When a person with a valid will passes away, their estate is usually settled by their executor in accordance with the instructions set out in their will. However, sometimes disagreements can arise between beneficiaries, executors, and eligible persons which can lead to a will dispute.
If you find yourself in this situation, it’s important to know that there are options available to help resolve the dispute, such as mediation.
Mediation is generally seen as a voluntary process. However, in NSW, unless there is a special reason not to, the Supreme Court will refer parties to mediation before proceeding to a hearing. As such, all parties to a will dispute should be familiar with the mediation process and what it entails.
In this blog post, we’ll take a look at will disputes and mediation in NSW, so you can decide what’s best for your situation and understand the possible processes ahead of you.
What Is Mediation?
Mediation is a popular form of alternative dispute resolution that utilises the skills of a mediator.
A mediator is an independent third party, trained to resolve disputes, identify sources of stress, and promote mutual understanding between all parties involved in a disagreement.

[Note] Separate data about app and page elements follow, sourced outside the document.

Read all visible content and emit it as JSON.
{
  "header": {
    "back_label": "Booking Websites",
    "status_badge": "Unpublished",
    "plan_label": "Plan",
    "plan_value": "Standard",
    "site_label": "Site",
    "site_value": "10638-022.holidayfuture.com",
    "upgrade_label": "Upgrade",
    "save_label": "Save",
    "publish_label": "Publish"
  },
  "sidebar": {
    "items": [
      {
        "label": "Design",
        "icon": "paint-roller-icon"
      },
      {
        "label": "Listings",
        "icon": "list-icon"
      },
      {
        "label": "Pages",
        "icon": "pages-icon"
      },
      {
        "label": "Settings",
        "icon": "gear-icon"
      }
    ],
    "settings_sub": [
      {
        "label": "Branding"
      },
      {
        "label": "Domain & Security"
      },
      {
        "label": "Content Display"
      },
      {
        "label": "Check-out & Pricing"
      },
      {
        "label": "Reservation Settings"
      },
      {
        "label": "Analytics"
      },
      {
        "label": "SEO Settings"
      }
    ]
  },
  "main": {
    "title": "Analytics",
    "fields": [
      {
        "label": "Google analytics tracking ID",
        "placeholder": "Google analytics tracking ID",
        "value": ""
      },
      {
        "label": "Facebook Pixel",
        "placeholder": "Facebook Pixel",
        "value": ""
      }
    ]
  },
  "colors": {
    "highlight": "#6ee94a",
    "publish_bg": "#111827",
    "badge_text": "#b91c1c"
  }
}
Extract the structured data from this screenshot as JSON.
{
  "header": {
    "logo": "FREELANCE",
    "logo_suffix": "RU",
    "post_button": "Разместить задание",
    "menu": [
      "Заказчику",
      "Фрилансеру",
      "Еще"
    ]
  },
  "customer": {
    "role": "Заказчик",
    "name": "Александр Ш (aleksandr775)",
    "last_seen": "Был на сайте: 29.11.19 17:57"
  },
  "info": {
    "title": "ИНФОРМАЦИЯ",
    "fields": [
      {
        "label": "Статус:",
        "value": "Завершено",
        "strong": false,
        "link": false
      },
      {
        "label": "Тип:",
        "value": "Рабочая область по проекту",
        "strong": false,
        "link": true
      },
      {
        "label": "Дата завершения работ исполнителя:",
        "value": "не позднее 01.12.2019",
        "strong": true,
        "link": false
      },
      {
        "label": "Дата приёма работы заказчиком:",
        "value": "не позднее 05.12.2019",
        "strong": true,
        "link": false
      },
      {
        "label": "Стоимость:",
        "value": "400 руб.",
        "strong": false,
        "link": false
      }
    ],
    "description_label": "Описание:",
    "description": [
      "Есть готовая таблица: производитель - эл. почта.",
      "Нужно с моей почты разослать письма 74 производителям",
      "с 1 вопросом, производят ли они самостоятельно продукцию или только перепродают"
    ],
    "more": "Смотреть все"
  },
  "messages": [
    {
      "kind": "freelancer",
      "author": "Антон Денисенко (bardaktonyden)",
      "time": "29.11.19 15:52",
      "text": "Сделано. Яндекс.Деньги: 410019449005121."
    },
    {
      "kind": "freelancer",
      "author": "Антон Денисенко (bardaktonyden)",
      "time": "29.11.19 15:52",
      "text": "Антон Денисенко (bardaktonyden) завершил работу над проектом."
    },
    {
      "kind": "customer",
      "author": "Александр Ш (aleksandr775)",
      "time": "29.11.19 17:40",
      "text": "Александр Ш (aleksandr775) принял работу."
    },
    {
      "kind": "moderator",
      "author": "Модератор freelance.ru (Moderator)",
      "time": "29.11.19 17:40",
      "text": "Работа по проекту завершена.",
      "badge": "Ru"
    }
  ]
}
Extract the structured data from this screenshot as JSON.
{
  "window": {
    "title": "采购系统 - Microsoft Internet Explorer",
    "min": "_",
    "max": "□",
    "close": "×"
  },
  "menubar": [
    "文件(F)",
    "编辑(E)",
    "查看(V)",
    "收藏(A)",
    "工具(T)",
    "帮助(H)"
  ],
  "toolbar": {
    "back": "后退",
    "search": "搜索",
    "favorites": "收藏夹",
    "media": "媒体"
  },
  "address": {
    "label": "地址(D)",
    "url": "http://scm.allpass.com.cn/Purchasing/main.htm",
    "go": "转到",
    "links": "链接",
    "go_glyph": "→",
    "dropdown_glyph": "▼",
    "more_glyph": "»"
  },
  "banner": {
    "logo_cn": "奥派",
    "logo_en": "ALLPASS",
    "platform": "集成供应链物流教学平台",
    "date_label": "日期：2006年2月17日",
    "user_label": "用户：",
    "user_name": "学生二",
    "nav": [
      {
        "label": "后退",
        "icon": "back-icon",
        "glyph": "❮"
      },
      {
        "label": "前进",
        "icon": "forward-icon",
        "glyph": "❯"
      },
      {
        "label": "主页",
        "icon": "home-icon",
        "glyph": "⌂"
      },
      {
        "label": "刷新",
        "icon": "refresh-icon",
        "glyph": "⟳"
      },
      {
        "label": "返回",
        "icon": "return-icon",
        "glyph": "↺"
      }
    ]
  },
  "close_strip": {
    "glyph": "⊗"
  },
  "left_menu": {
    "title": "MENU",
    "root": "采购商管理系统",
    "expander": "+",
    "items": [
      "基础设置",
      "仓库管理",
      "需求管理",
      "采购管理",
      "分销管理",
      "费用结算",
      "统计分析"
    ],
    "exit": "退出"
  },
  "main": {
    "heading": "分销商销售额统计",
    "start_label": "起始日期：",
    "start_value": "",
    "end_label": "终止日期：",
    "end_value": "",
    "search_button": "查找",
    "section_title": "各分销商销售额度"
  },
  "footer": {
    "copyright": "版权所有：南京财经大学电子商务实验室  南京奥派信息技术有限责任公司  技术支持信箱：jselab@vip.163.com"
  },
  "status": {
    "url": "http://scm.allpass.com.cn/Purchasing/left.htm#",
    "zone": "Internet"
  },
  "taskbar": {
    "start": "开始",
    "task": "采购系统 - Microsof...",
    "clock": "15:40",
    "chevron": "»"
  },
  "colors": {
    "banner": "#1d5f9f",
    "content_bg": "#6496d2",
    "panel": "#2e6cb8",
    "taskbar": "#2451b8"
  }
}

The mediation process enables the parties to a dispute to come together and work towards finding an agreement that is satisfactory for all involved. The process offers an opportunity for those in conflict to come up with solutions on their own, without the intervention of a judge.
Rules of mediation
It is important for a mediation to have structure, and that the parties understand the behaviour that is expected of them throughout the process.
Mediators are trained to foster a productive, respectful, and trusting atmosphere for an effective session. Prior to mediation, parties are generally provided with a mediation agreement that sets out the rules and expectations of the meeting.
Generally, a mediation agreement will confirm:
The approach to costs of the mediation
The mediator is an impartial third party, and they do not to act as an arbitrator, advisor or decision maker
The purpose of the mediation
For a mediation to be successful, it is vital that each party accept and respect these guidelines. As such, most mediators will require the agreement to be signed, before the mediation session can begin.
Advantages of mediation
Mediation is often a strong choice for anyone seeking to quickly and amicably resolve a will dispute. Some of the advantages to mediation are:
Mediation can provide an opportunity for the parties involved to express their honest opinions without being hindered by emotions that sometimes bubble to the surface when disagreeing.
Mediation fees tend to be much lower when compared to fees associated with protracted court action.
Unlike published court decisions, mediation is highly confidential and private.
Resolution of a dispute via mediation can be much faster and less stressful on the parties involved, than attending a final court hearing.
Mediation encourages compromise, and reaching resolution that may be seen as mutually beneficial to all parties involved.
The process of mediation for contesting a will
Mediation can be arranged privately by the parties (private mediation) or ordered by the court (court annexed mediation).
At the end of the day, the process is fairly universal, regardless of how you get there.
Mediation is held in a mutually agreed, ‘neutral’ environment. Sessions can be held anywhere from a café, to the virtual world of Zoom, or to a more formal conference room setting.
Generally, the process is as follows:
The mediator explains the mediation process and its purpose to the parties
Each party, or their legal representative, provides an opening statement, explaining their position
The parties then separate and confer with their legal representatives in private
Suggestions and offers of settlement are passed between the parties, utilising the mediator as an impartial third party. This continues until one of the following happens:
The parties reach terms of settlement
The parties decide to terminate the mediation session
If the parties are able to resolve the matter, they will sign a written agreement setting out the terms of same
If the parties are unable to resolve the matter, it will proceed to the next step in the litigation process (generally a hearing)
Who attends mediation for wills disputes?
Generally, the people in attendance at a mediation will be:
The executor of the estate
The person contesting the estate
In circumstances where there is more than one person contesting the estate, it is common for all claims to be heard at the same mediation.
When it comes to will disputes, mediation has emerged as an effective alternative to litigation.
It is typically less costly and time-consuming.
The process itself is quite simple and straightforward, with an independent mediator facilitating communication between the disputing parties in order to gain a meaningful resolution.
If you’re facing a will dispute and are unsure of what your best course of action may be, contact Turnbull Hill Lawyers. We are a trusted legal team with a wealth of experience in will disputes. We understand how difficult this issue may be for you and your family, so call us today to discuss your options and find out how we can help.